The Transmen-ses campaign aims to tackle the issue of silence and disregard for trans men’s menstruation needs, by mobilising gender sensitive health professionals and gender neutral restrooms in Lucknow.

Read more about the campaign here.

A Computer Science engineer by education, Nitisha started her career in the corporate sector, before realising she wanted to work in the development and social justice space. Since then, she has worked with Teach For India and Care India and is from the founding batch of Indian School of Development Management (ISDM), a one of its kind organisation creating leaders for the development sector through its experiential learning post graduate program.

As a Youth Ki Awaaz Menstrual Health Fellow, Nitisha has started Let’s Talk Period, a campaign to mobilise young people to switch to sustainable period products. She says, “80 lakh women in Delhi use non-biodegradable sanitary products, generate 3000 tonnes of menstrual waste, that takes 500-800 years to decompose; which in turn contributes to the health issues of all menstruators, increased burden of waste management on the city and harmful living environment for all citizens.

Let’s Talk Period aims to change this by

Find out more about her campaign here.

Share your details to download the report.









We promise not to spam or send irrelevant information.

A former Assistant Secretary with the Ministry of Women and Child Development in West Bengal for three months, Lakshmi Bhavya has been championing the cause of menstrual hygiene in her district. By associating herself with the Lalana Campaign, a holistic menstrual hygiene awareness campaign which is conducted by the Anahat NGO, Lakshmi has been slowly breaking taboos when it comes to periods and menstrual hygiene.

A Gender Rights Activist working with the tribal and marginalized communities in india, Srilekha is a PhD scholar working on understanding body and sexuality among tribal girls, to fill the gaps in research around indigenous women and their stories. Srilekha has worked extensively at the grassroots level with community based organisations, through several advocacy initiatives around Gender, Mental Health, Menstrual Hygiene and Sexual and Reproductive Health Rights (SRHR) for the indigenous in Jharkhand, over the last 6 years.

Srilekha has also contributed to sustainable livelihood projects and legal aid programs for survivors of sex trafficking. She has been conducting research based programs on maternal health, mental health, gender based violence, sex and sexuality. Her interest lies in conducting workshops for young people on life skills, feminism, gender and sexuality, trauma, resilience and interpersonal relationships.

A Guwahati-based college student pursuing her Masters in Tata Institute of Social Sciences, Bidisha started the #BleedwithDignity campaign on the technology platform Change.org, demanding that the Government of Assam install
biodegradable sanitary pad vending machines in all government schools across the state.
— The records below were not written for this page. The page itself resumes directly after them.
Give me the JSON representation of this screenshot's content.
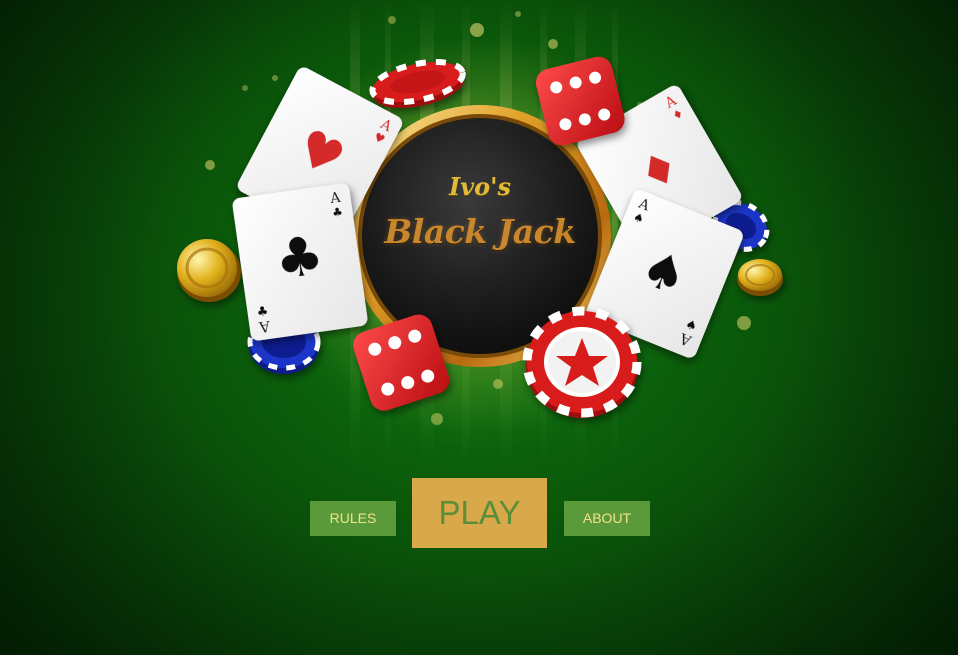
{
  "logo": {
    "line1": "Ivo's",
    "line2": "Black Jack"
  },
  "cards": [
    {
      "rank": "A",
      "suit": "hearts",
      "symbol": "♥",
      "color": "#d42a2a"
    },
    {
      "rank": "A",
      "suit": "clubs",
      "symbol": "♣",
      "color": "#111111"
    },
    {
      "rank": "A",
      "suit": "diamonds",
      "symbol": "♦",
      "color": "#d42a2a"
    },
    {
      "rank": "A",
      "suit": "spades",
      "symbol": "♠",
      "color": "#111111"
    }
  ],
  "menu": {
    "rules_label": "RULES",
    "play_label": "PLAY",
    "about_label": "ABOUT"
  },
  "colors": {
    "background": "#0a5a0a",
    "button_small": "#5b9a3a",
    "button_small_text": "#f2e28a",
    "button_play": "#d9a84a",
    "button_play_text": "#5a8e37",
    "logo_gold": "#e3b93a",
    "logo_bronze": "#c8862d"
  }
}
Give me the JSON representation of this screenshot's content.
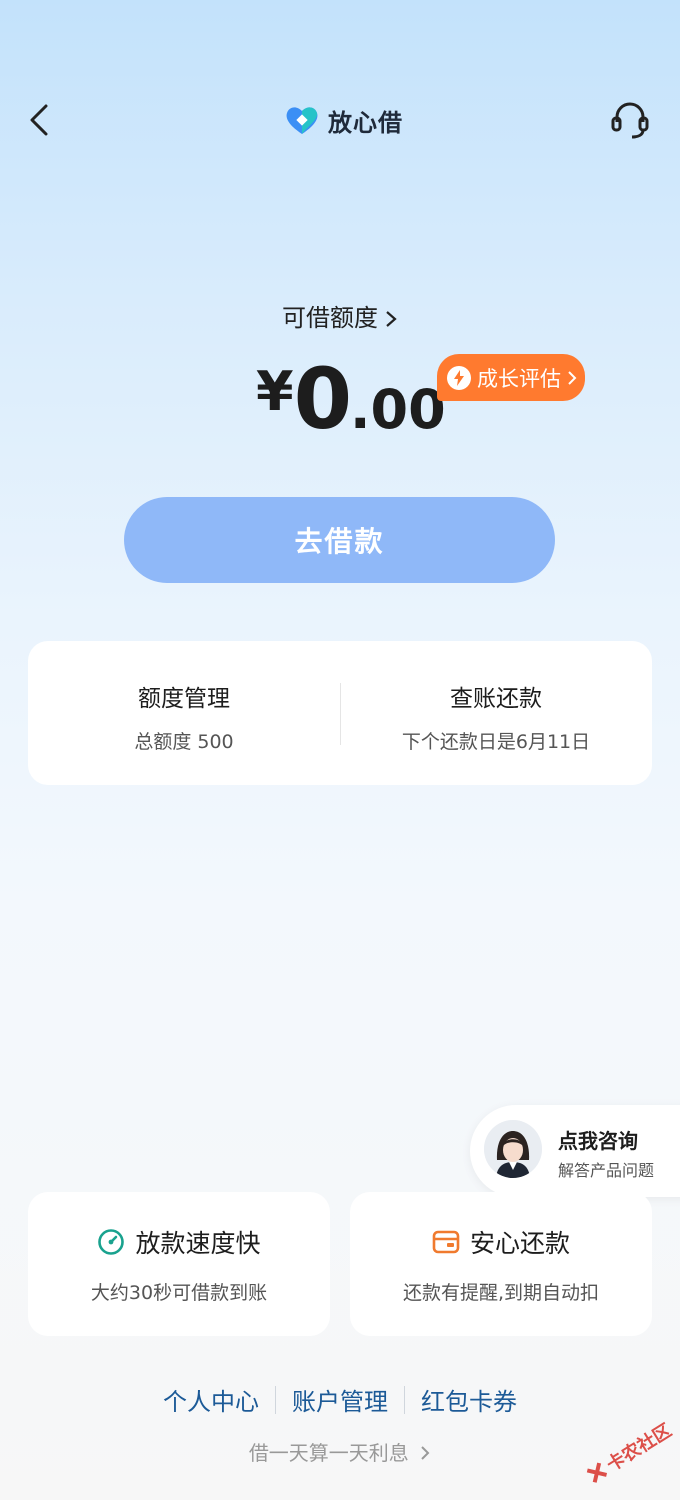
{
  "header": {
    "brand_name": "放心借",
    "back_icon": "chevron-left-icon",
    "service_icon": "headset-icon"
  },
  "credit": {
    "label": "可借额度",
    "currency": "¥",
    "integer": "0",
    "decimal": ".00",
    "growth_badge": "成长评估"
  },
  "borrow_button": "去借款",
  "manage": {
    "left_title": "额度管理",
    "left_sub": "总额度 500",
    "right_title": "查账还款",
    "right_sub": "下个还款日是6月11日"
  },
  "consult": {
    "title": "点我咨询",
    "subtitle": "解答产品问题"
  },
  "features": [
    {
      "title": "放款速度快",
      "subtitle": "大约30秒可借款到账",
      "icon": "speed-gauge-icon"
    },
    {
      "title": "安心还款",
      "subtitle": "还款有提醒,到期自动扣",
      "icon": "wallet-card-icon"
    }
  ],
  "links": [
    "个人中心",
    "账户管理",
    "红包卡券"
  ],
  "footnote": "借一天算一天利息",
  "watermark": "卡农社区",
  "colors": {
    "accent_orange": "#ff7a2f",
    "button_blue": "#8fb8f8",
    "link_blue": "#1c5a97",
    "green_icon": "#19a28e"
  }
}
Her petition on Change.org has already gathered support from over 90000 people and continues to grow.

Bidisha was selected in Change.org’s flagship program ‘She Creates Change’ having run successful online advocacy
campaigns, which were widely recognised. Through the #BleedwithDignity campaign; she organised and celebrated World Menstrual Hygiene Day, 2019 in Guwahati, Assam by hosting a wall mural by collaborating with local organisations. The initiative was widely covered by national and local media, and the mural was later inaugurated by the event’s chief guest Commissioner of Guwahati Municipal Corporation (GMC) Debeswar Malakar, IAS.

Sign up for the Youth Ki Awaaz Prime Ministerial Brief below